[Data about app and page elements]
------------------------------------------------------------

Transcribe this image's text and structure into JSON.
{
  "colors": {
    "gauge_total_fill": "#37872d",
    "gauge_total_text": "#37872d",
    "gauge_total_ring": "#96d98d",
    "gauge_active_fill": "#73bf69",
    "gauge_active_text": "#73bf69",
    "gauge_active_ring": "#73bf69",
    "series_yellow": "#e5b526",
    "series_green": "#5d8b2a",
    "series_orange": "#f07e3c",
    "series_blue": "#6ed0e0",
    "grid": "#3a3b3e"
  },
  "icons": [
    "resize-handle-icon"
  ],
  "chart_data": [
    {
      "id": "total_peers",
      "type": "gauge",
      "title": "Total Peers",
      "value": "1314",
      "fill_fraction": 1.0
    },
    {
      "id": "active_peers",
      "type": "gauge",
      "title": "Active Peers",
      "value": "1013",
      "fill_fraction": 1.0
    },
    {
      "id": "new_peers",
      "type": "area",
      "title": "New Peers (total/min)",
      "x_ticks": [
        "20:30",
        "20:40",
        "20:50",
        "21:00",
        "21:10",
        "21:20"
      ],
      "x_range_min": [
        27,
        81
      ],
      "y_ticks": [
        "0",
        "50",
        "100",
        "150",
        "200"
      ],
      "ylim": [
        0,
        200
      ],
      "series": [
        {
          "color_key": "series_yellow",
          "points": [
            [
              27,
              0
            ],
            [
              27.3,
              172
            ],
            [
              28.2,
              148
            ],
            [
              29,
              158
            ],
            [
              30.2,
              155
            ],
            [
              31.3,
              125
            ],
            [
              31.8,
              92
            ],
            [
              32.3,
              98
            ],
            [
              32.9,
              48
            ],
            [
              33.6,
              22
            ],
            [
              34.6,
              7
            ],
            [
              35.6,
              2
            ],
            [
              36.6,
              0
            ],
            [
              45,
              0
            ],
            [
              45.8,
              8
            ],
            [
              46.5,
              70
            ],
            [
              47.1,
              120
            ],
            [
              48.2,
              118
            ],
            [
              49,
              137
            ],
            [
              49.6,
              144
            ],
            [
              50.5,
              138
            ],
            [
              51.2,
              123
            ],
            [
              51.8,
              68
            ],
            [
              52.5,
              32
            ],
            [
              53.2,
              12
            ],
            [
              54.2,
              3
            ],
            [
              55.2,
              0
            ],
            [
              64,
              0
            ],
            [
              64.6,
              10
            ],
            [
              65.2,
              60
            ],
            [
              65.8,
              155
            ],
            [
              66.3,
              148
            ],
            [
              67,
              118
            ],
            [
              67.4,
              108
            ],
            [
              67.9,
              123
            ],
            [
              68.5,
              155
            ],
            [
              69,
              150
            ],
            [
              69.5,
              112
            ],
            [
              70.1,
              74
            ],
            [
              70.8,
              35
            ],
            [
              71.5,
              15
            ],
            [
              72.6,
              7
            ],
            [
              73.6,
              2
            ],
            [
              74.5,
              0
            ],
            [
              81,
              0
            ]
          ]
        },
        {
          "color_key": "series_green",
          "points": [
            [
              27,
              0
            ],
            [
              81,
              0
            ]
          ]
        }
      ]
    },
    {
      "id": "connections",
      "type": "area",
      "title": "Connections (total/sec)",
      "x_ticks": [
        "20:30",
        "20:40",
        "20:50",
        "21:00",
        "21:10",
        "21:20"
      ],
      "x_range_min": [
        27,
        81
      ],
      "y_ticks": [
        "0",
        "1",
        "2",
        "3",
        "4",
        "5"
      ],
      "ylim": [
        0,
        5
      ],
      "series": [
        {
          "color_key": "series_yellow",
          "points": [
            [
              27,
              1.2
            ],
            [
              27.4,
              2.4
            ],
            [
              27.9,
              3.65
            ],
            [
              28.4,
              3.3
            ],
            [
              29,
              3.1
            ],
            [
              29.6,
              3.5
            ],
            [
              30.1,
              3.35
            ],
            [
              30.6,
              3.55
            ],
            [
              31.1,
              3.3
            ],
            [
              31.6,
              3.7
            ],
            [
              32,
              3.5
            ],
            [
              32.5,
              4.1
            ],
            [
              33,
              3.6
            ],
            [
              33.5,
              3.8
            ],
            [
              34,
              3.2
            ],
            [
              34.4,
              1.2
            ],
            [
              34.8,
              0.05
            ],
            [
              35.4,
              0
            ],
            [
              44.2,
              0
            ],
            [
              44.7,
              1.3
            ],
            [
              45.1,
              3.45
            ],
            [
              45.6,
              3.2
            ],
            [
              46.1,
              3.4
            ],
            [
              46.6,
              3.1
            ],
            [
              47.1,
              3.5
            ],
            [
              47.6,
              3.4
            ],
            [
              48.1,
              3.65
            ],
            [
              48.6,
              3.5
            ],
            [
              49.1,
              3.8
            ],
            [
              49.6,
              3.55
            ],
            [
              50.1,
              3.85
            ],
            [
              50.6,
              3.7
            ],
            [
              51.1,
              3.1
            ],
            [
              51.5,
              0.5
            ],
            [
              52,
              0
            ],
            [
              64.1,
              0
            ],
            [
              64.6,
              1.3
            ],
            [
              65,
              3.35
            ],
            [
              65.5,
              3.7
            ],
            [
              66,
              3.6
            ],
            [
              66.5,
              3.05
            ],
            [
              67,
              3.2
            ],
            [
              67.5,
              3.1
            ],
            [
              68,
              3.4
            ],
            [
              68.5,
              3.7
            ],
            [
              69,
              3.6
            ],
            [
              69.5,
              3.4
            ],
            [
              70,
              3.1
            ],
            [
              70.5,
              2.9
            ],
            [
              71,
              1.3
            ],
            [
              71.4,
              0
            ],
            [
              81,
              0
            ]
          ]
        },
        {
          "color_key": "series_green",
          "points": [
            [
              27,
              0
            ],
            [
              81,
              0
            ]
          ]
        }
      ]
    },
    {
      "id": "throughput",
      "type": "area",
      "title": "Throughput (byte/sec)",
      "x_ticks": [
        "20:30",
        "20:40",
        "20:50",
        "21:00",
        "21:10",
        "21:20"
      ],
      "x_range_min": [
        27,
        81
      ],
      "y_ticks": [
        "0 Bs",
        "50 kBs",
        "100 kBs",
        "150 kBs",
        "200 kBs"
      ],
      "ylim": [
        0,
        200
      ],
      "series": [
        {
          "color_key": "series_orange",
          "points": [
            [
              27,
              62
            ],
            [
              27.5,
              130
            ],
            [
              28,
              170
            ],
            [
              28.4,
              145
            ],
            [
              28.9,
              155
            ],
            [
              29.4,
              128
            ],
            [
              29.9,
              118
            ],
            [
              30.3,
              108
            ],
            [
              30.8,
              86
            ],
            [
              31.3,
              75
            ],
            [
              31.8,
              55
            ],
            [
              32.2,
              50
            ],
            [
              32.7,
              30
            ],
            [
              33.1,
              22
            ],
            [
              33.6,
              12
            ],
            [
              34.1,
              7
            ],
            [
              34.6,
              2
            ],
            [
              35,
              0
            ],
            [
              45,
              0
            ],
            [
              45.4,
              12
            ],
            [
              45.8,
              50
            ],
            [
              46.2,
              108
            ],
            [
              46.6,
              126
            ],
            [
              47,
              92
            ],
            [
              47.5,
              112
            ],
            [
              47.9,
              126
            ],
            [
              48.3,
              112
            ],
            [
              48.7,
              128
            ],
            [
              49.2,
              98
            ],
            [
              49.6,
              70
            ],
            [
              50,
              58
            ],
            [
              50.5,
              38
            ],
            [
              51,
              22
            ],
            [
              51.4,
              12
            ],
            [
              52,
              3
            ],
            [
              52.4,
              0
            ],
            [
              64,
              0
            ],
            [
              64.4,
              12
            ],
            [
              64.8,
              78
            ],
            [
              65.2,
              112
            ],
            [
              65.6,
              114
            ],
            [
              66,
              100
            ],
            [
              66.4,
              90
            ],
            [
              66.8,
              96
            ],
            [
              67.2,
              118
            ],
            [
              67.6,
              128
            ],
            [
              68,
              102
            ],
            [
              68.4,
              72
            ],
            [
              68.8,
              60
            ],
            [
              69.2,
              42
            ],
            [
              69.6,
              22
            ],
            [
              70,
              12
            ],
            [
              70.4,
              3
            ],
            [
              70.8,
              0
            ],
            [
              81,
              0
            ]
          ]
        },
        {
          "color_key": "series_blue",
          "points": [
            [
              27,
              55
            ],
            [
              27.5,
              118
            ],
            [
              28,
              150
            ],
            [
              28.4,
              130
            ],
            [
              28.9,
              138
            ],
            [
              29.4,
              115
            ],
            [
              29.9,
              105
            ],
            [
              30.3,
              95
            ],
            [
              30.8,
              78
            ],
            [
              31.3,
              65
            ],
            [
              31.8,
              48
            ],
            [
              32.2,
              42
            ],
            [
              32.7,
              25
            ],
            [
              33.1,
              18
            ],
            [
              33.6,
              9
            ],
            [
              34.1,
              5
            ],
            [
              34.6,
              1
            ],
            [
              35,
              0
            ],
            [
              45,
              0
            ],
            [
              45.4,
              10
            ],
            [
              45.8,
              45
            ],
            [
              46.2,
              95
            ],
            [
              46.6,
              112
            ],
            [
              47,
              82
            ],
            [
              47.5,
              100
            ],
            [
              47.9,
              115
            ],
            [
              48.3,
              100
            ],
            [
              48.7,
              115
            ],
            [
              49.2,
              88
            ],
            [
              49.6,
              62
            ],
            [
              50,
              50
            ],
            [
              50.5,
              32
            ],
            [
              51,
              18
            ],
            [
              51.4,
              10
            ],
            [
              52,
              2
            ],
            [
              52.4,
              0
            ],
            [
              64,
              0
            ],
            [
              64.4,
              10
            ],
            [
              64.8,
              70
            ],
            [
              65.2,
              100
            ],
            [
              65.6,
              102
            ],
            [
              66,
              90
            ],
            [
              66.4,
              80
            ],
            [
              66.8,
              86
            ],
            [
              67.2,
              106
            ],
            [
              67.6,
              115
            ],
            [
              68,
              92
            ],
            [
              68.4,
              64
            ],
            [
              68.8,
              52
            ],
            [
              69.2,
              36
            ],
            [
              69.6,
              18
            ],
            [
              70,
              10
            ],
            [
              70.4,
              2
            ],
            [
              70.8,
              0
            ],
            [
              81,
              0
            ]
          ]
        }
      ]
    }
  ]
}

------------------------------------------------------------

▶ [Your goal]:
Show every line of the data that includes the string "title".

▶ [Task output]:
      "title": "Total Peers",
      "title": "Active Peers",
      "title": "New Peers (total/min)",
      "title": "Connections (total/sec)",
      "title": "Throughput (byte/sec)",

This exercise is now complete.